Today I was busy setting up some new iPad minis for school.  Apple Configurator is getting increasingly reliable and stable, so didn’t hit too many issues with that.  However, I then hit a problem that I couldn’t get the devices to enrol on Profile Manager.

Now, I’ve spent several years trying my best to get Profile Manager to work.  On Lion, it was basically broken. By Mavericks, it had improved quite a lot.  But it was never fully reliable, with odd quirks coming up every now and again.  There were some cool features, such as the use of variables when setting up things such as email accounts.  But the downside to this was that when the Mac server decided to lose the link to our Active Directory, this resulted in all of the teachers’ email settings being removed from their iPads.

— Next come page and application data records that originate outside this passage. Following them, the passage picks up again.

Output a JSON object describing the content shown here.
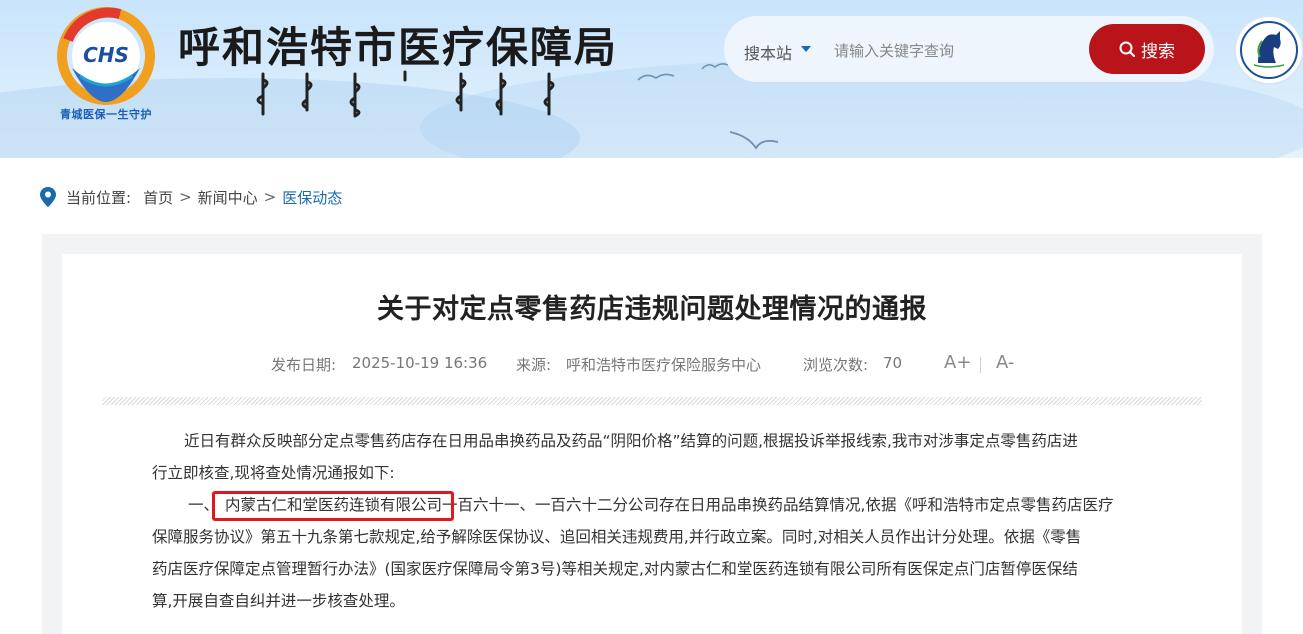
{
  "header": {
    "site_title": "呼和浩特市医疗保障局",
    "logo_text": "CHS",
    "logo_slogan": "青城医保一生守护",
    "search": {
      "scope": "搜本站",
      "placeholder": "请输入关键字查询",
      "button_label": "搜索"
    },
    "colors": {
      "brand_red": "#b8141a",
      "banner_blue": "#c9e4fb"
    }
  },
  "breadcrumb": {
    "label": "当前位置:",
    "items": [
      "首页",
      "新闻中心",
      "医保动态"
    ],
    "separator": ">"
  },
  "article": {
    "title": "关于对定点零售药店违规问题处理情况的通报",
    "meta": {
      "date_label": "发布日期:",
      "date": "2025-10-19 16:36",
      "source_label": "来源:",
      "source": "呼和浩特市医疗保险服务中心",
      "views_label": "浏览次数:",
      "views": "70",
      "font_increase": "A+",
      "font_decrease": "A-"
    },
    "paragraphs": {
      "p1_line1": "近日有群众反映部分定点零售药店存在日用品串换药品及药品“阴阳价格”结算的问题,根据投诉举报线索,我市对涉事定点零售药店进",
      "p1_line2": "行立即核查,现将查处情况通报如下:",
      "p2_prefix": "一、",
      "p2_company": "内蒙古仁和堂医药连锁有限公司",
      "p2_rest1": "一百六十一、一百六十二分公司存在日用品串换药品结算情况,依据《呼和浩特市定点零售药店医疗",
      "p2_line2": "保障服务协议》第五十九条第七款规定,给予解除医保协议、追回相关违规费用,并行政立案。同时,对相关人员作出计分处理。依据《零售",
      "p2_line3": "药店医疗保障定点管理暂行办法》(国家医疗保障局令第3号)等相关规定,对内蒙古仁和堂医药连锁有限公司所有医保定点门店暂停医保结",
      "p2_line4": "算,开展自查自纠并进一步核查处理。"
    },
    "highlight_color": "#e0191e"
  }
}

Not fun.

Now, I have used Meraki before, which has a free MDM solution.  It doesn’t do everything and can be a bit confusing to use, but it is certainly reliable.  And free.  So today I decided that I would use Profile Manager to actually build all of my profiles (which it is really good at, e.g. email settings, restrictions etc.) and then use Meraki to deploy them.

And so far, this seems to be working fine!  The only downside is that I have to remove every device from Profile Manager and enrol them onto Meraki instead, but I’m having to do a bit a refresh anyway, so it shouldn’t be too much work as well.